Afterwards, they met on several occasions for industrially set drum sessions and, eventually, Hart joined Kreutzmann in the Dead, a lifelong friendship was formed.
“We’re drum brothers, and over thousands and thousands of hours of playing, it’s evolved. We can really do together what we can’t do apart. It’s chemistry and how we agree on rhythm—it has to be greater than the parts or there’s no reason to do it,” Hart says.
After the Dead disbanded in 1995 after Jerry Garcia’s death, each has had several new projects, including one together called Rhythm Devils. The name—originated by Deadheads—derived from lengthy, improvisational drum duels during most Grateful Dead concerts. Sikiru Adepoju (talking drum), Davey Knowles (guitar, vocals) and Andy Hess (bass) will join the Rhythm Devils tour this summer, as will guitarist and looping guru Keller Williams. “There’s a lot of enthusiasm. It’s new for Keller—it’s a stretch. We thought it’d be a real good experiment because [Williams] is so rhythmically inclined and he’d make an interesting conversationalist,” Hart says.
The music’s not just drums in space; it has big grooves, too. The metaphysically inclined Hart says, “It throbs and pulses ... the basic elements of the universe.”
Hart says the preparation for the tour has been extensive and exhausting. They’ll perform Grateful Dead and new songs, some written by former Dead songwriter and longtime collaborator Robert Hunter. “[Hunter] adds the whole mythic image and wonderful depth to the song’s content. Having him write for you is a great boon,” Hart says.
Hart owns thousands of percussive devices, and they’ve never all been in one place because of sheer volume. While perhaps out of control as a collector, he loves every one for its unique sonic coloring and feeling, from American handcrafted snares to jungle drums. They could never all be brought onto one stage, until now, thanks to what he calls “the tool of the future.”
Since the ’70s, he’s cataloged thousands of sounds from across the globe into his playable, electronic encyclopedia called Random Access Musical Universe, or RAMU. “If you have a sound you love, you must sample it,” Hart says. To conjure the exotic and interesting, there are pressure-sensitive pads in different keys, with additional pads for finger-tapping work and numerous knobs to adjust different settings.
“RAMU is my database, my sound droid, my jukebox, my constant companion and my great love.
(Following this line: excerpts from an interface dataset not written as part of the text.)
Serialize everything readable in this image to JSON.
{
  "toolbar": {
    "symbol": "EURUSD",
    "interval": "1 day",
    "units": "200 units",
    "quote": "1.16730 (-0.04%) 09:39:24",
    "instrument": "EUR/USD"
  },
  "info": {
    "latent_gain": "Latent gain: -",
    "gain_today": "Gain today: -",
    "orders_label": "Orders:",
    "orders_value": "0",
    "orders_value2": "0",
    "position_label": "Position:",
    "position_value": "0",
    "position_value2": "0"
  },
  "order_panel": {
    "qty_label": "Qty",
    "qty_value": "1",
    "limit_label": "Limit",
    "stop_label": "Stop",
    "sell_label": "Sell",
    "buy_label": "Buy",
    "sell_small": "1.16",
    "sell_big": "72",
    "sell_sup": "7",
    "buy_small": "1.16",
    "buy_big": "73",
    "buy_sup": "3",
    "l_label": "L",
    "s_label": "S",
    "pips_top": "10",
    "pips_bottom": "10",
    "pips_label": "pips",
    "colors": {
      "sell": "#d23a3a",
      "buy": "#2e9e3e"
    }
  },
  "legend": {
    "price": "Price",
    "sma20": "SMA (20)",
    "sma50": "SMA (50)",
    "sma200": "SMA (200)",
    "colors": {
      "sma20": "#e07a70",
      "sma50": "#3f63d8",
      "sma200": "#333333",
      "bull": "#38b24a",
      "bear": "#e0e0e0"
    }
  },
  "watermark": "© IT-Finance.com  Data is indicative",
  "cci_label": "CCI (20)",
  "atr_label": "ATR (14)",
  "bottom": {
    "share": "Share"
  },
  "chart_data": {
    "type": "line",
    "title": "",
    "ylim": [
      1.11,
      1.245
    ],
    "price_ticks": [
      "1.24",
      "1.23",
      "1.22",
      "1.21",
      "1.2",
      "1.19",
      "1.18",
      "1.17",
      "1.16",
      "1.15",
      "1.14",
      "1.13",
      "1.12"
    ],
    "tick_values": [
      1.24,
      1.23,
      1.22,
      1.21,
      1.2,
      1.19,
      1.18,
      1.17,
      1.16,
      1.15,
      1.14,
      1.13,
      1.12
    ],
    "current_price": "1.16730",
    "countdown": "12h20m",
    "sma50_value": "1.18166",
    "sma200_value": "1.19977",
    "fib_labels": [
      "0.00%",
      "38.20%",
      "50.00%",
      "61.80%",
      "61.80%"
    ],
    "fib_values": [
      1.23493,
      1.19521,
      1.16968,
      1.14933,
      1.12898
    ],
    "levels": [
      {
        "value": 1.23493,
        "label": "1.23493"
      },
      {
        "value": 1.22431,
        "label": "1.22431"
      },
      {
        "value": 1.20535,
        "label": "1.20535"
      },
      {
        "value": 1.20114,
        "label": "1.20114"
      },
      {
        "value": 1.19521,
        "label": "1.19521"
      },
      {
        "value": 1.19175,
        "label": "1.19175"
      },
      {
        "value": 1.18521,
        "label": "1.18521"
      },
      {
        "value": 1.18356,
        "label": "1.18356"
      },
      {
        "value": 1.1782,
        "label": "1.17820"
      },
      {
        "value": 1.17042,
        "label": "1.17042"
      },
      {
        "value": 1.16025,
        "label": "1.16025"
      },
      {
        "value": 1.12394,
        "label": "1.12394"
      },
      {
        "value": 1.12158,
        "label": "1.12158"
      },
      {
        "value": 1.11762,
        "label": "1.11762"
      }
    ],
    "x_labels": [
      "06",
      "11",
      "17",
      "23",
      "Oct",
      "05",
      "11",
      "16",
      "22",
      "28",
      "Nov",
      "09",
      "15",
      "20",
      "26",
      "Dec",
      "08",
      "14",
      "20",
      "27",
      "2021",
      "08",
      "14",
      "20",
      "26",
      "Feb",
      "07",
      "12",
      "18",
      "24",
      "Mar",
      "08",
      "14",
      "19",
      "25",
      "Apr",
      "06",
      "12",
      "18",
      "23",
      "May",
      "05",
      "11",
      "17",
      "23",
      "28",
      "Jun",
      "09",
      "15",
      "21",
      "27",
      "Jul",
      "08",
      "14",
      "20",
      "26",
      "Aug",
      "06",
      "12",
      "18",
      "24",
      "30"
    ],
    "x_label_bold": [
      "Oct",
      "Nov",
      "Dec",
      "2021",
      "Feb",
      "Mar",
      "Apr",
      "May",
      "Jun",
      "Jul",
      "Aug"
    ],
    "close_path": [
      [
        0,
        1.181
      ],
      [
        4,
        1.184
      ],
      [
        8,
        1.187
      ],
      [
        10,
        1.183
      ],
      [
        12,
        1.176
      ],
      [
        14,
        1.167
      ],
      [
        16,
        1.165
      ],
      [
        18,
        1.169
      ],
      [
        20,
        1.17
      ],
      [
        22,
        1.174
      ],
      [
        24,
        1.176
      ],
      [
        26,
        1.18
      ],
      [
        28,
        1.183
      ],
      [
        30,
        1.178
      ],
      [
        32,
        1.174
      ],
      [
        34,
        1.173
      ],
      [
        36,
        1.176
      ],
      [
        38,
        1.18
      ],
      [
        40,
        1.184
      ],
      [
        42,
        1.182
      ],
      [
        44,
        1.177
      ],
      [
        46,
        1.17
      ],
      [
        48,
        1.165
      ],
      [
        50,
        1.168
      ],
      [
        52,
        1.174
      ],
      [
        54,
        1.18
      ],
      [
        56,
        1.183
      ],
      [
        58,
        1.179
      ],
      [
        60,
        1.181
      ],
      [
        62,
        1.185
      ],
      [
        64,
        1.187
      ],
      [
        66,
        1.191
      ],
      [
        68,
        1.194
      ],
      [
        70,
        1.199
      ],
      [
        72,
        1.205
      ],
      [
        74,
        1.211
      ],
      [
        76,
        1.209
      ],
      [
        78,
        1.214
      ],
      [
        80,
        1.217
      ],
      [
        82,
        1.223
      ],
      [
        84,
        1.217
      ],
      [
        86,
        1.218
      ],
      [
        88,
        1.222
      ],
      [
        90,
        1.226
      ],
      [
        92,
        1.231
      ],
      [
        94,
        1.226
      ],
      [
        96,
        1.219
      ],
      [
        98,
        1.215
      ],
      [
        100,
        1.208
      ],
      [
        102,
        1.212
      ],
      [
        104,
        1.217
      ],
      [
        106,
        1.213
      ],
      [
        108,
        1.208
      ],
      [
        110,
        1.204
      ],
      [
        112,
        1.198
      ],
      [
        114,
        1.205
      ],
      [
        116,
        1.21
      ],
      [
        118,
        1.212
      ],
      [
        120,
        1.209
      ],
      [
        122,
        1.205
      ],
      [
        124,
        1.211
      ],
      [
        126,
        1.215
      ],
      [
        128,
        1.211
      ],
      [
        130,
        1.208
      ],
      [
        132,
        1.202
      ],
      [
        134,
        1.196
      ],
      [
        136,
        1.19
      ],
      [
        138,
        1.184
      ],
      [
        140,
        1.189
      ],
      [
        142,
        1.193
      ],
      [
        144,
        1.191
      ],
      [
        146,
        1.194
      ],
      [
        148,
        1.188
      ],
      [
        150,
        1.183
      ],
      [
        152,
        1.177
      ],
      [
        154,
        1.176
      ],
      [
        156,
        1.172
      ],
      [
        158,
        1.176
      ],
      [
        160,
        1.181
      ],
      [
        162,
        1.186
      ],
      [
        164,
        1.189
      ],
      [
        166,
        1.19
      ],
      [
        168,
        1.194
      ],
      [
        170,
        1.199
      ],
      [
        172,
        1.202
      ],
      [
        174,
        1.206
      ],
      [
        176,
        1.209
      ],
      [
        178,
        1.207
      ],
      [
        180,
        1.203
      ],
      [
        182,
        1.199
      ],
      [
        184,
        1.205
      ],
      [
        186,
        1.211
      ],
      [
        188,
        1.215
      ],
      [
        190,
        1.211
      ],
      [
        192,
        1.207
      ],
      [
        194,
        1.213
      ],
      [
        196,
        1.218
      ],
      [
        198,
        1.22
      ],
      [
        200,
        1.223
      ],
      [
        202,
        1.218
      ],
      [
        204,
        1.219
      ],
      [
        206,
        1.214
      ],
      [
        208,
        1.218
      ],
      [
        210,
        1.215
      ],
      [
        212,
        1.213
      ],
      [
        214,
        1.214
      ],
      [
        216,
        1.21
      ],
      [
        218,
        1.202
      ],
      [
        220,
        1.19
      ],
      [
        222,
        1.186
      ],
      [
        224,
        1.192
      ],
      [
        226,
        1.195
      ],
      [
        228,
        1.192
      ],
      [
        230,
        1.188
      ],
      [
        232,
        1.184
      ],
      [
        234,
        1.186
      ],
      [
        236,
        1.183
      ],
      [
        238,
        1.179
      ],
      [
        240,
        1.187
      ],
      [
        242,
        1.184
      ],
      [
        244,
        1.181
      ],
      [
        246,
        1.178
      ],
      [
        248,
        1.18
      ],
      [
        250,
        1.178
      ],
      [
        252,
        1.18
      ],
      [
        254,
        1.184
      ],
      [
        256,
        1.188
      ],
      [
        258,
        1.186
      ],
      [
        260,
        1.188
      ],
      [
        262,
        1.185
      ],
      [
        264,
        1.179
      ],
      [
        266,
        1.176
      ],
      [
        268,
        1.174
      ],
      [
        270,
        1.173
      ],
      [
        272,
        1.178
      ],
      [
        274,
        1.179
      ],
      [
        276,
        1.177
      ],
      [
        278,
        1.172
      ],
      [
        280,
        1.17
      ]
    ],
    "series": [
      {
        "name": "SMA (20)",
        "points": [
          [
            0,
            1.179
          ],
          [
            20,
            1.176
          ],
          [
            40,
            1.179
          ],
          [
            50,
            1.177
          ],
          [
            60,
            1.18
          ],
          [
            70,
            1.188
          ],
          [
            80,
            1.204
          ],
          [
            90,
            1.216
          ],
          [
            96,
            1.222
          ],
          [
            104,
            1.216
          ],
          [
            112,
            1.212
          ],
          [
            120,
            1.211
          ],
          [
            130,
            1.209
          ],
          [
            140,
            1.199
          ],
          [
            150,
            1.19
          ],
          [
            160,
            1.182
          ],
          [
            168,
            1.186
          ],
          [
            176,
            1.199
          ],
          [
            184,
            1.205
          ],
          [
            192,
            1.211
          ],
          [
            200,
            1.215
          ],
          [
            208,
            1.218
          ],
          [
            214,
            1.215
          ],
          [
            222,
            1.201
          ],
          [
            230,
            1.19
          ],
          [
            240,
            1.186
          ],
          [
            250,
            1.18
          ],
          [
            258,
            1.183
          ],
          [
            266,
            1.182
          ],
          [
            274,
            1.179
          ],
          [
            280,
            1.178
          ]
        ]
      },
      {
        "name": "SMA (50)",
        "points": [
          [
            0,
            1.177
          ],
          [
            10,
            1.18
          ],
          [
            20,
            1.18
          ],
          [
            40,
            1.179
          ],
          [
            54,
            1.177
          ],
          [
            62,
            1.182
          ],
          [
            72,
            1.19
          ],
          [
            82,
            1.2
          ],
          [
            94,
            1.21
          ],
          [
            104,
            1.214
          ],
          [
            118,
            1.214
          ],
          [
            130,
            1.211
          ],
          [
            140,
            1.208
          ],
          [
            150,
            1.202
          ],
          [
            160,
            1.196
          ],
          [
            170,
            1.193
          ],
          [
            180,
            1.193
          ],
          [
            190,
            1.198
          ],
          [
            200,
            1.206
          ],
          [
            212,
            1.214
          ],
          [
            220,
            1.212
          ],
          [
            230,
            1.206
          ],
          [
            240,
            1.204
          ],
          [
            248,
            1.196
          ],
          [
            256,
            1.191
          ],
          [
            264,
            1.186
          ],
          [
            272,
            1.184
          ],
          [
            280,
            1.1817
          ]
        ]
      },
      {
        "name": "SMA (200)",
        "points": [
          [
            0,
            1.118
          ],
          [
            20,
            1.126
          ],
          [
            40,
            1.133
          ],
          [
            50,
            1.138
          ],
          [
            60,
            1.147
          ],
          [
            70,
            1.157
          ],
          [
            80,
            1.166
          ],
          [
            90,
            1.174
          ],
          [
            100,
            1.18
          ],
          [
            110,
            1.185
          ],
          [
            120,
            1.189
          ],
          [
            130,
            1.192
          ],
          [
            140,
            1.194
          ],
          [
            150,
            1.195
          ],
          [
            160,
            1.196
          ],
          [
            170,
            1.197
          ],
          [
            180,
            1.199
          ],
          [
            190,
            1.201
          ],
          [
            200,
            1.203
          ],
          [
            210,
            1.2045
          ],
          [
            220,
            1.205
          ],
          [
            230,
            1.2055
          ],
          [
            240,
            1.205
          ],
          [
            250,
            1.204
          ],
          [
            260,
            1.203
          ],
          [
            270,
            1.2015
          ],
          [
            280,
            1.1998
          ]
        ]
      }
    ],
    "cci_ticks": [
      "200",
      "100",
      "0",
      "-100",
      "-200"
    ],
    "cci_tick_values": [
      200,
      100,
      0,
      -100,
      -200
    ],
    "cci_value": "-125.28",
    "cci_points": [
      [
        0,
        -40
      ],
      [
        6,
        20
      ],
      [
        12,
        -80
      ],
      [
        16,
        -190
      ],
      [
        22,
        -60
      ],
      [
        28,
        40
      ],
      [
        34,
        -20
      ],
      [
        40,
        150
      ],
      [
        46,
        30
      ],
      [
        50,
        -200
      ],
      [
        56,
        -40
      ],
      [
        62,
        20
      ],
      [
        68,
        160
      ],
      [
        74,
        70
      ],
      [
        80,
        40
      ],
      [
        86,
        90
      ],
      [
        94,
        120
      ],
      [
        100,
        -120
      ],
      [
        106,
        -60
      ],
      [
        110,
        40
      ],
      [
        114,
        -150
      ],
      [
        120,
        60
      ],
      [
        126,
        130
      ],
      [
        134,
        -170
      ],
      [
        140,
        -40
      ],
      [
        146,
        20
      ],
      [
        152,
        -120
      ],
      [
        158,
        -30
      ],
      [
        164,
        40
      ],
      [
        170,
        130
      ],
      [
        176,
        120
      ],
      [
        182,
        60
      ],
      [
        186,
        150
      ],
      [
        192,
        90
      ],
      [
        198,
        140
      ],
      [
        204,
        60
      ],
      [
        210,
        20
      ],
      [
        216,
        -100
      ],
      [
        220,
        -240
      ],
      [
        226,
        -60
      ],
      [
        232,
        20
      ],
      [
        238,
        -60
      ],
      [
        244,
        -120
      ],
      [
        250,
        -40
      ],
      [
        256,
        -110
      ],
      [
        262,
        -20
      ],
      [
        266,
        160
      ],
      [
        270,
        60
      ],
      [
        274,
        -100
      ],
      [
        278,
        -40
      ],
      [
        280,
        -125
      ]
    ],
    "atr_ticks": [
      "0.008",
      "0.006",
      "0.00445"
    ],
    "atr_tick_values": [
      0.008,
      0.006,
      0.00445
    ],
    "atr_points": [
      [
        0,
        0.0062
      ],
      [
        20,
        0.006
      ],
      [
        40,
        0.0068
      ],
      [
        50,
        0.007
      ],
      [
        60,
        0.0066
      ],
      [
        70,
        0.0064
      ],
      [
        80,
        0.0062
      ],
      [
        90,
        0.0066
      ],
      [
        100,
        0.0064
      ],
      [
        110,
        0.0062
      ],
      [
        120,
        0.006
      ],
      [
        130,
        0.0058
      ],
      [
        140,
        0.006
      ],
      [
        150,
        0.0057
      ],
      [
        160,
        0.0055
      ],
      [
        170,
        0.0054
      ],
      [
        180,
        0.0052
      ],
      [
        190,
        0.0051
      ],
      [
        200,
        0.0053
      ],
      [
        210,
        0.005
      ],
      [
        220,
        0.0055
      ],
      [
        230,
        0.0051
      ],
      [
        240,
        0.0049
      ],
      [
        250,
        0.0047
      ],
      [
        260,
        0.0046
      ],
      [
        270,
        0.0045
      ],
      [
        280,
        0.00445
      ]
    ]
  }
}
Now, it’s very sophisticated and has taken a giant leap. This is where man meets machine ... and wins, hopefully,” says Hart.
While embracing electronics, the Rhythm Devils will still bang on skins and real drums with their sticks and hands. It’s just another way the lifelong drum brothers have evolved in creating syncopated sounds. “It takes ingredients to make a harmonious rhythm life. We are both sworn to the drum. We took an oath even before we met each other. We have a certain dedication to the instrument and to each other,” Hart says.
It’s a camaraderie transcending loyalty, kept somewhere in the cosmos of vibratory patterns.